**Task:** What you give back must match the records below exactly.

**Data:**
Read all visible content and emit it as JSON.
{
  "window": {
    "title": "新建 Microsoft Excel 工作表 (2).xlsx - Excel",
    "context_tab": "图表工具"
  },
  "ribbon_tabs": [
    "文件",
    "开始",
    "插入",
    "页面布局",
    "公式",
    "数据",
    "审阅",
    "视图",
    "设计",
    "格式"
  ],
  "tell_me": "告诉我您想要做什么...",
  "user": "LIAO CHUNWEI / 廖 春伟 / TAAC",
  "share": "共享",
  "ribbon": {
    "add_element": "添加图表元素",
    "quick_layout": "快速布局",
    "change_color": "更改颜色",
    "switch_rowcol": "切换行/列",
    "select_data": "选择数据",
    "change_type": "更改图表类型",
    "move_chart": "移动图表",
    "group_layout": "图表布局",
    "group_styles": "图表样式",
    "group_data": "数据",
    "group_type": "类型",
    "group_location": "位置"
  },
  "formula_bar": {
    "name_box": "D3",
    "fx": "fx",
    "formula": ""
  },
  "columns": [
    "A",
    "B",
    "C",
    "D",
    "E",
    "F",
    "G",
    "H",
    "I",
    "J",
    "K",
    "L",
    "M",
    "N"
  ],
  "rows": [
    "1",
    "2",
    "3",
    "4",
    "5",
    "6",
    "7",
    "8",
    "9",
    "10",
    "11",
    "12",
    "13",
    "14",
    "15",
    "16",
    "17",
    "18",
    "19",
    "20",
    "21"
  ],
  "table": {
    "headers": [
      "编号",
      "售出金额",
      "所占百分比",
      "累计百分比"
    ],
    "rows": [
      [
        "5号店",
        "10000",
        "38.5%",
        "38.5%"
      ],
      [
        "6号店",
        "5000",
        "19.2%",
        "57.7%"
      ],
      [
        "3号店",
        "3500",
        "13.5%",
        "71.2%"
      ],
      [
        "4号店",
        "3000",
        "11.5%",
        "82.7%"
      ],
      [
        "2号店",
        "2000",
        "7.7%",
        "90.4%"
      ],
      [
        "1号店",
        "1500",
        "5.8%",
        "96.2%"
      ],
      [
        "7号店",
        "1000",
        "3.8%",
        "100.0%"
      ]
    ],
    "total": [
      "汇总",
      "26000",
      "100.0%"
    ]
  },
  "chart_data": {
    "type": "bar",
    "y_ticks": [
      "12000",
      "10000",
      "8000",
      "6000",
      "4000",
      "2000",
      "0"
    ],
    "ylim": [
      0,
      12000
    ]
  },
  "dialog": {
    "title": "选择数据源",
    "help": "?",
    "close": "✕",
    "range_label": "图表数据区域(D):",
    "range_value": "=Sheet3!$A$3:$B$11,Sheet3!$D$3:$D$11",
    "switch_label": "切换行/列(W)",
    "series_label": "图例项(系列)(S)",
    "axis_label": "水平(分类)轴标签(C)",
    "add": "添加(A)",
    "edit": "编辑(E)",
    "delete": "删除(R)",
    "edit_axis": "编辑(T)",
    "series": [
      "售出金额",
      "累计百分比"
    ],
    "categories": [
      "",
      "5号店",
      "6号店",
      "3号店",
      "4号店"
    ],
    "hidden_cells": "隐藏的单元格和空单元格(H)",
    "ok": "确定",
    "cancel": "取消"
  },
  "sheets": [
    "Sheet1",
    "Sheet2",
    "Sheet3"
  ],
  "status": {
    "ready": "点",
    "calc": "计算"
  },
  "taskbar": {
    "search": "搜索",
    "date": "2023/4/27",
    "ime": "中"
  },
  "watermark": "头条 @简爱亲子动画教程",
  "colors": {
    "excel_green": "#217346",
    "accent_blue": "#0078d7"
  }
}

**Exercise result:**
Read all visible content and emit it as JSON.
{
  "window": {
    "title": "新建 Microsoft Excel 工作表 (2).xlsx - Excel",
    "context_tab": "图表工具"
  },
  "ribbon_tabs": [
    "文件",
    "开始",
    "插入",
    "页面布局",
    "公式",
    "数据",
    "审阅",
    "视图",
    "设计",
    "格式"
  ],
  "tell_me": "告诉我您想要做什么...",
  "user": "LIAO CHUNWEI / 廖 春伟 / TAAC",
  "share": "共享",
  "ribbon": {
    "add_element": "添加图表元素",
    "quick_layout": "快速布局",
    "change_color": "更改颜色",
    "switch_rowcol": "切换行/列",
    "select_data": "选择数据",
    "change_type": "更改图表类型",
    "move_chart": "移动图表",
    "group_layout": "图表布局",
    "group_styles": "图表样式",
    "group_data": "数据",
    "group_type": "类型",
    "group_location": "位置"
  },
  "formula_bar": {
    "name_box": "D3",
    "fx": "fx",
    "formula": ""
  },
  "columns": [
    "A",
    "B",
    "C",
    "D",
    "E",
    "F",
    "G",
    "H",
    "I",
    "J",
    "K",
    "L",
    "M",
    "N"
  ],
  "rows": [
    "1",
    "2",
    "3",
    "4",
    "5",
    "6",
    "7",
    "8",
    "9",
    "10",
    "11",
    "12",
    "13",
    "14",
    "15",
    "16",
    "17",
    "18",
    "19",
    "20",
    "21"
  ],
  "table": {
    "headers": [
      "编号",
      "售出金额",
      "所占百分比",
      "累计百分比"
    ],
    "rows": [
      [
        "5号店",
        "10000",
        "38.5%",
        "38.5%"
      ],
      [
        "6号店",
        "5000",
        "19.2%",
        "57.7%"
      ],
      [
        "3号店",
        "3500",
        "13.5%",
        "71.2%"
      ],
      [
        "4号店",
        "3000",
        "11.5%",
        "82.7%"
      ],
      [
        "2号店",
        "2000",
        "7.7%",
        "90.4%"
      ],
      [
        "1号店",
        "1500",
        "5.8%",
        "96.2%"
      ],
      [
        "7号店",
        "1000",
        "3.8%",
        "100.0%"
      ]
    ],
    "total": [
      "汇总",
      "26000",
      "100.0%"
    ]
  },
  "chart_data": {
    "type": "bar",
    "y_ticks": [
      "12000",
      "10000",
      "8000",
      "6000",
      "4000",
      "2000",
      "0"
    ],
    "ylim": [
      0,
      12000
    ]
  },
  "dialog": {
    "title": "选择数据源",
    "help": "?",
    "close": "✕",
    "range_label": "图表数据区域(D):",
    "range_value": "=Sheet3!$A$3:$B$11,Sheet3!$D$3:$D$11",
    "switch_label": "切换行/列(W)",
    "series_label": "图例项(系列)(S)",
    "axis_label": "水平(分类)轴标签(C)",
    "add": "添加(A)",
    "edit": "编辑(E)",
    "delete": "删除(R)",
    "edit_axis": "编辑(T)",
    "series": [
      "售出金额",
      "累计百分比"
    ],
    "categories": [
      "",
      "5号店",
      "6号店",
      "3号店",
      "4号店"
    ],
    "hidden_cells": "隐藏的单元格和空单元格(H)",
    "ok": "确定",
    "cancel": "取消"
  },
  "sheets": [
    "Sheet1",
    "Sheet2",
    "Sheet3"
  ],
  "status": {
    "ready": "点",
    "calc": "计算"
  },
  "taskbar": {
    "search": "搜索",
    "date": "2023/4/27",
    "ime": "中"
  },
  "watermark": "头条 @简爱亲子动画教程",
  "colors": {
    "excel_green": "#217346",
    "accent_blue": "#0078d7"
  }
}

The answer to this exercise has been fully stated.